Remembered for the outrageous set-piece dance scenes as much as the music and thoughtful lyrics, Ali Baba and the 40 Illegal Immigrants was hailed by the Daily Mail as "the most compelling reason to send 'em all back home."

In 1998 Disney bought the rights to the show, sparking speculation about a fully animated or live action version, with Mel Gibson voicing the lead role.

Jack and the Magic Skunk Plant[edit]

Described by The Guardian newspaper as a 'harrowing and dystopian glimpse of life in Britain's inner cities' and first performed at High Wycombe's Swan Theatre in 1947, the pantomime recounts the tale of ten-year-old Jack who purchases some magic seeds from a Dutch giant. His mother is at first doubtful of the seeds' viability; however, using a hydroponics kit and two 600 watt 'grow-lights,' Jack is soon able to harvest several ounces of super-strong 'skunk' marijuana.

Unfortunately, when he smokes the drug, he discovers his latent schizophrenia and is arrested after committing several violent acts upon innocent passers-by. This leads to his incarceration in a secure hospital where he is regularly injected with a cocktail of anti-psychotic drugs including Aripiprazole and Chlorpromazine.

Jack does not respond well to the drugs but nevertheless is released under the Government's care in the community scheme. Before long, he becomes addicted to both alcohol and heroin and has to become a rent boy (underage male prostitute) in order to get cash for his next fix. Eventually, after contracting an assortment of sexually transmitted diseases, he is murdered by a gang of skinhead thugs on a mission to 'clean up the streets.'

Aladdin a Gimp Suit[edit]


For those without comedic tastes, the "questionable parody" of this website called Wikipedia have an article about Politically Uncorrect Pantomimes.

"Four hours of a young Persian boy encased in PVC punctuated by sporadic appearances of "Madame Twanky"..." and so began the first theatre review of this 1972 offering from the Cardiff Theatre Royal.
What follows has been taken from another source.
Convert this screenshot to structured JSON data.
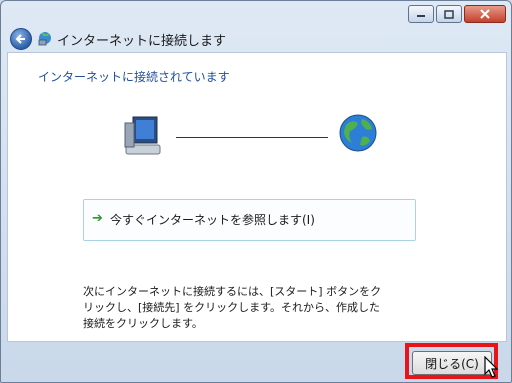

Performed by the Transgendwr Theatr Cymru, the show ran for only three nights before it was pulled. Plans for a thirtieth anniversary showing were shelved in 2002 following intervention from Health and Safety.

The show itself was only witnessed by 27 people, 15 of whom have since died. Of the remaining, only one individual has ever spoken of the show, describing it as "easily the worst experience of my entire life, boyo." In 1973 the Transgendwr Theatr Cymru disbanded.

See also[edit]